- How can milk help with exercise recovery?
- Why do teenagers need more calcium?
Have you ever wondered?
Food allergies and food intolerances are very different conditions. Milk allergy, like all allergies is the immune system’s abnormal reaction to a protein, in this case a milk protein. Dairy allergies have to be diagnosed by a medical expert and require those affected to cut milk and dairy from their diet. Milk allergies are most common in young children but usually disappear by 3-5 years of age.
Lactose intolerances occur in adults who have low levels of the enzyme needed to digest the naturally occurring sugar in milk, known as lactose. This can cause digestion problems if too much lactose is consumed. It is often believed that lactose intolerance is a very common condition but in Ireland and other northern European countries only about 4-5 % of the population are affected.

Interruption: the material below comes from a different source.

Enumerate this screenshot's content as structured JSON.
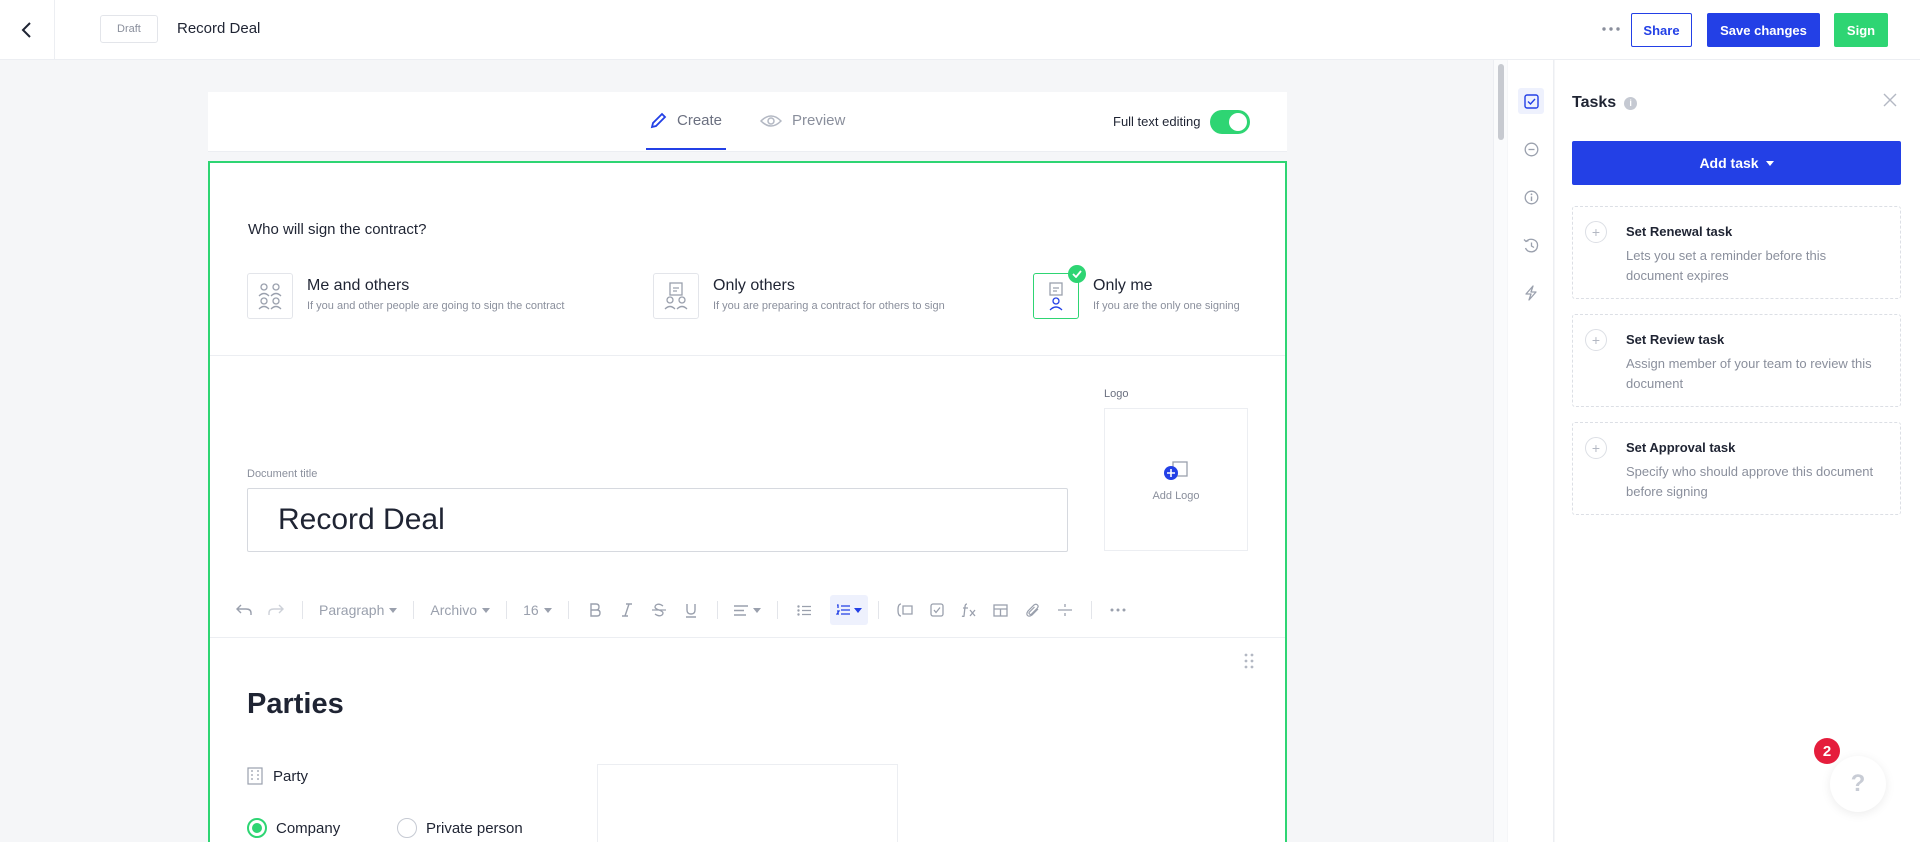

Depending on the level of tolerance, most people can consume some lactose – typically a daily amount of 12-15 g. A 200 ml glass of milk contains approximately 9-10 g lactose, while the amounts in yogurt and cheese is considerably less – 5.9 g in 125 ml pot of plain whole yogurt and 0.03 g in 25 g of cheddar cheese.
Cow’s milk allergy (also known as cow’s milk protein allergy) is most common in early childhood, affecting about 2-3 % of young children. Avoidance of dairy products is necessary in these cases but children usually outgrow this allergy by the age of 3-5 years. Therefore, this allergy is uncommon among adults.
The symptoms of cow’s milk allergy can include gastrointestinal (e.g. vomiting, cramps), dermatological (e.g. hives and facial swelling) and respiratory (e.g. wheezing) issues. In severe cases, anaphylaxis can occur.
Cow’s milk allergy should be diagnosed by a registered clinical expert who will assess the detailed clinical history in combination with tests for specific IgE antibodies to cow’s milk protein (usually skin prick tests or blood tests).
Cow’s milk allergy is treated by the absolute exclusion of all milk-based foods for as long as the allergy exists. Food challenge tests for safe re-introduction are performed under the supervision of a registered clinical expert, such as a dietitian.
For individuals with cow’s milk allergy, it is important that all milk-based foods are removed initially. Following this, food challenge tests for safe re-introduction are performed under the supervision of a registered clinical expert, such as a dietitian. The dietitian uses a step-wise approach to gradually re-introduce dairy products and may begin with baked-milk products.